▶ **Supplied material**:
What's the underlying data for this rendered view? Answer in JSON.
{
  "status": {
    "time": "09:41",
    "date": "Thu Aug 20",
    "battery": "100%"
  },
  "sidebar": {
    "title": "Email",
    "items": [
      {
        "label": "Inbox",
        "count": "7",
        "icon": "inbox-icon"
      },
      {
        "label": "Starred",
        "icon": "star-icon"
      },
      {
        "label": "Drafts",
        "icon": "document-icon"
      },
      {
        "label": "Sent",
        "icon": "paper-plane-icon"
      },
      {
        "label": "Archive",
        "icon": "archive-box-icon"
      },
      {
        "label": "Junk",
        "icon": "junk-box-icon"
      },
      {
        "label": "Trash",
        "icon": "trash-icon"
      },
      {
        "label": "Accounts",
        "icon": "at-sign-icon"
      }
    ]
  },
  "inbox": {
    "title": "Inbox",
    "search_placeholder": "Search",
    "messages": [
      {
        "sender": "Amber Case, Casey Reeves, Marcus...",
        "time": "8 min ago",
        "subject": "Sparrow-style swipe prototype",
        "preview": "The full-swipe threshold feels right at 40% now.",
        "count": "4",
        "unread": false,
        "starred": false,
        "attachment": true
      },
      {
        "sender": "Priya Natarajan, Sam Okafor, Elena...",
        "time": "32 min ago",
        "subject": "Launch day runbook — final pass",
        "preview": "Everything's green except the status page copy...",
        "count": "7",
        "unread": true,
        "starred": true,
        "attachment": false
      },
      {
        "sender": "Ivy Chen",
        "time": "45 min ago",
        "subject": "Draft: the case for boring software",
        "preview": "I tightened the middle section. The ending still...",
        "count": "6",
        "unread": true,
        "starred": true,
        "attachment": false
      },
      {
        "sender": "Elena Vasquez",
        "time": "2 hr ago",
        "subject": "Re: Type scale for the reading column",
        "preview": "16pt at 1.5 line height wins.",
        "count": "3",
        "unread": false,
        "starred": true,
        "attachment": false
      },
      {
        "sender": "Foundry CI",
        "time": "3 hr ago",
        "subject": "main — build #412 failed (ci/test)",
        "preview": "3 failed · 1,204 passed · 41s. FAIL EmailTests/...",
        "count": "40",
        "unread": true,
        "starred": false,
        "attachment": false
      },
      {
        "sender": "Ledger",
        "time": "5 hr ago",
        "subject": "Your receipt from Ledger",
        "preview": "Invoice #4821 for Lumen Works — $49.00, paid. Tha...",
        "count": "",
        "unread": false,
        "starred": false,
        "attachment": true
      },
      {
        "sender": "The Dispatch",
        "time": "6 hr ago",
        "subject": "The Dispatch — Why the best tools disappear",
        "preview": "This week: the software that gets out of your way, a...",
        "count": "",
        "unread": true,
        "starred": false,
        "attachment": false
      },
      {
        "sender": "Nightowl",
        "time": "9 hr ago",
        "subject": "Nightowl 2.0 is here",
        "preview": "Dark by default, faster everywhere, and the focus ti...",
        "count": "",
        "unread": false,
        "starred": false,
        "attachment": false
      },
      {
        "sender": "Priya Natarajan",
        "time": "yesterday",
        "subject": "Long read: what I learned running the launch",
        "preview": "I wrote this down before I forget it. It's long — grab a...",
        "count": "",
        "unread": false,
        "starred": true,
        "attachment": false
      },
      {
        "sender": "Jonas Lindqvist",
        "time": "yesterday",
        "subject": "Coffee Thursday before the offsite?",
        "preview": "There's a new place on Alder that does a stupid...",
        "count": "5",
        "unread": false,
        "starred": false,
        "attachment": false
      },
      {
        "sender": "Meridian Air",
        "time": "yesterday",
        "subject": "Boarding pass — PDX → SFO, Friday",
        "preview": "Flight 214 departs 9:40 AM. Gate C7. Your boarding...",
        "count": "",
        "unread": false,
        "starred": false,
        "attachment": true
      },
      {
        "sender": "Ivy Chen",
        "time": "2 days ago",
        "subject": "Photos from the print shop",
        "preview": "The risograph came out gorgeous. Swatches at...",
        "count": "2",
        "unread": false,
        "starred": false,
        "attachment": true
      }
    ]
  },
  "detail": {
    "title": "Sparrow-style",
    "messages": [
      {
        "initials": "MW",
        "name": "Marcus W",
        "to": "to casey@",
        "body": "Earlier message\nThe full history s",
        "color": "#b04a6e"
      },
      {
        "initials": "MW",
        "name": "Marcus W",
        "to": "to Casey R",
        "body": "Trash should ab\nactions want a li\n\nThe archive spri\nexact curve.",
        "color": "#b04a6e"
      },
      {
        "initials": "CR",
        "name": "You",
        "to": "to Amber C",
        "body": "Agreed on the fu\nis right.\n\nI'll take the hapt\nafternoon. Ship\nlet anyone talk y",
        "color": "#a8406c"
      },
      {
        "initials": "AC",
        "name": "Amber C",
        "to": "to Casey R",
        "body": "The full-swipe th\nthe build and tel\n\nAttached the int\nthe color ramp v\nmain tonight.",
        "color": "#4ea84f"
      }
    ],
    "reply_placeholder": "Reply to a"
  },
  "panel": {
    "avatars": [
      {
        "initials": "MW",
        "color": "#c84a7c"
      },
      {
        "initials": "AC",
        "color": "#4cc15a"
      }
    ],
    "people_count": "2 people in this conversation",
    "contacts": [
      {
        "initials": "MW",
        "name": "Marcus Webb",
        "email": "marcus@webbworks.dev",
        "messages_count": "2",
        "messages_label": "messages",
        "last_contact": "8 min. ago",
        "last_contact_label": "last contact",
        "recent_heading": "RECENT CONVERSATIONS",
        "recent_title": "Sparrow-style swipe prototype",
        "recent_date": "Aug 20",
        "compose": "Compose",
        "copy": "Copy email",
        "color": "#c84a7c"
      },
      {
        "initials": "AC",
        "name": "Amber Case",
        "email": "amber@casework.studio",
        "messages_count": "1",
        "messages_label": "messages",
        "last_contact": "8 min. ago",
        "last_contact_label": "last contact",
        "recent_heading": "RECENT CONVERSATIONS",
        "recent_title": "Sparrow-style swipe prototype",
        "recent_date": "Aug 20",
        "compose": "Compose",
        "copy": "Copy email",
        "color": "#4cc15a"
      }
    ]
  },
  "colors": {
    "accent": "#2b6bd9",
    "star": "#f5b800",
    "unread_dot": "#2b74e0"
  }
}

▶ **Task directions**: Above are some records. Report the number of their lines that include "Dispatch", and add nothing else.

▶ **Expected answer**: 2